▸ **EXERCISE REQUIREMENTS**
Your answer should consist of each line below that contains the string "size".

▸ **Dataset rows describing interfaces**
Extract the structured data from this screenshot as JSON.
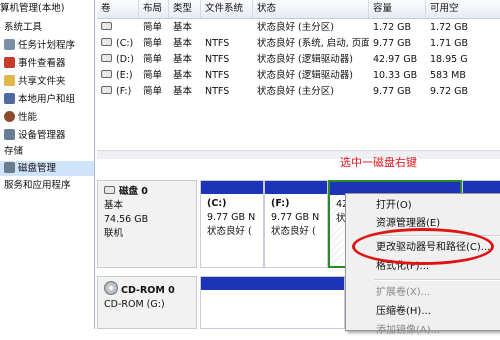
{
  "tree": {
    "items": [
      {
        "label": "算机管理(本地)",
        "color": "#5a6f8f"
      },
      {
        "label": "系统工具",
        "color": "#8a96a8"
      },
      {
        "label": "任务计划程序",
        "color": "#7b8ea8"
      },
      {
        "label": "事件查看器",
        "color": "#c83a2a"
      },
      {
        "label": "共享文件夹",
        "color": "#e0b84a"
      },
      {
        "label": "本地用户和组",
        "color": "#4f6aa0"
      },
      {
        "label": "性能",
        "color": "#8b4a2c"
      },
      {
        "label": "设备管理器",
        "color": "#6a7d96"
      },
      {
        "label": "存储",
        "color": "#8a96a8"
      },
      {
        "label": "磁盘管理",
        "color": "#6b7b8f"
      },
      {
        "label": "服务和应用程序",
        "color": "#8a96a8"
      }
    ]
  },
  "table": {
    "headers": [
      "卷",
      "布局",
      "类型",
      "文件系统",
      "状态",
      "容量",
      "可用空"
    ],
    "rows": [
      [
        "",
        "简单",
        "基本",
        "",
        "状态良好 (主分区)",
        "1.72 GB",
        "1.72 GB"
      ],
      [
        "(C:)",
        "简单",
        "基本",
        "NTFS",
        "状态良好 (系统, 启动, 页面...",
        "9.77 GB",
        "1.71 GB"
      ],
      [
        "(D:)",
        "简单",
        "基本",
        "NTFS",
        "状态良好 (逻辑驱动器)",
        "42.97 GB",
        "18.95 G"
      ],
      [
        "(E:)",
        "简单",
        "基本",
        "NTFS",
        "状态良好 (逻辑驱动器)",
        "10.33 GB",
        "583 MB"
      ],
      [
        "(F:)",
        "简单",
        "基本",
        "NTFS",
        "状态良好 (主分区)",
        "9.77 GB",
        "9.72 GB"
      ]
    ]
  },
  "hint": "选中一磁盘右键",
  "disk0": {
    "title": "磁盘 0",
    "type": "基本",
    "size": "74.56 GB",
    "status": "联机"
  },
  "partitions": [
    {
      "name": "(C:)",
      "size": "9.77 GB N",
      "status": "状态良好 ("
    },
    {
      "name": "(F:)",
      "size": "9.77 GB N",
      "status": "状态良好 ("
    },
    {
      "name": "",
      "size": "42",
      "status": "状"
    }
  ],
  "cdrom": {
    "title": "CD-ROM 0",
    "sub": "CD-ROM (G:)"
  },
  "menu": {
    "items": [
      {
        "label": "打开(O)",
        "disabled": false
      },
      {
        "label": "资源管理器(E)",
        "disabled": false
      },
      {
        "label": "更改驱动器号和路径(C)...",
        "disabled": false
      },
      {
        "label": "格式化(F)...",
        "disabled": false
      },
      {
        "label": "扩展卷(X)...",
        "disabled": true
      },
      {
        "label": "压缩卷(H)...",
        "disabled": false
      },
      {
        "label": "添加镜像(A)...",
        "disabled": true
      }
    ]
  },
  "colors": {
    "partition_bar": "#1d33b8",
    "highlight": "#e01313",
    "selected_partition_border": "#2a8a2a"
  }
}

▸ **SOLUTION**
    "size": "74.56 GB",
      "size": "9.77 GB N",
      "size": "9.77 GB N",
      "size": "42",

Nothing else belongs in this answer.